Window 10 "Let Windows manage this connection"


The default behaviour on Windows 10 is to "let Windows manage cellular connections’. This means that the cellular interface is used when Ethernet or Wi-Fi disappear.


My question is what state is the modem in when Windows is not using it (regarding EM transmission)? Is the transmitter turned off and the receiver just polled for signal strength, or does the transmitter get used at all when Windows is not using the Cellular interface?

The reason for asking is regarding EM issues in a medical device.


Tim Clacy

Hi Tim,

Below the info from Microsoft but not clear,Let%20Windows%20manage%20this%20connection.

Per my own experience, I think “Let Windows manage this connection” means Windows can activate data session when WiFi/LAN is not available, thus it changes to “Connected” for data transfer thru 3G/LTE network.

However, when it is not connect, the modem still registered to the network, that means it can receive/transmit info with network (i.e. call/sms).
So the transmitter is not completely off, and it still can emit RF.

If you need it to be completely off, you may need to use the “airplane mode” option.

Hope it helps.


Also be careful over the settings, the other day I was doing some testing on a mangOH red and a WP76, the PC had a wired Ethernet connection. I subsequently had a teams meeting running video, screen sharing, etc, got to the end of the hour to back to my testing and found that the WP76 was rather hot as I had run the call over it so the routing might not default to what you think.

Normally though @lotam is correct the unit will power up, attach and then when idle (so no user data session running) perform tracking/routing area updates as required by the network periodically (default value is every 90 minutes but is normally set by the network), that’s also assuming the unit is stationary, if its moving then it will perform an update each time it moves into a new tracking/routing area.

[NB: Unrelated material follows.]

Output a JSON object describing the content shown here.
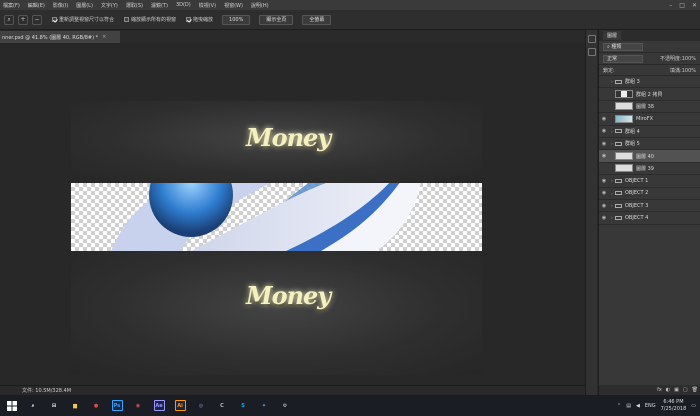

lotam and mlw,

Thank you for your replies.

My testing suggests that ‘Airplane Mode’ does not power-down the module. It appears to have the same effect as disabling the network interface in Windows.

Can you confirm that ‘Airplane Mode’ and ‘Disabling’ the network interface both result in no transmissions?

We want to use your module in a medical device and yet your datasheet suggests that the module must be de-powered when near medical devices. Could you clarify?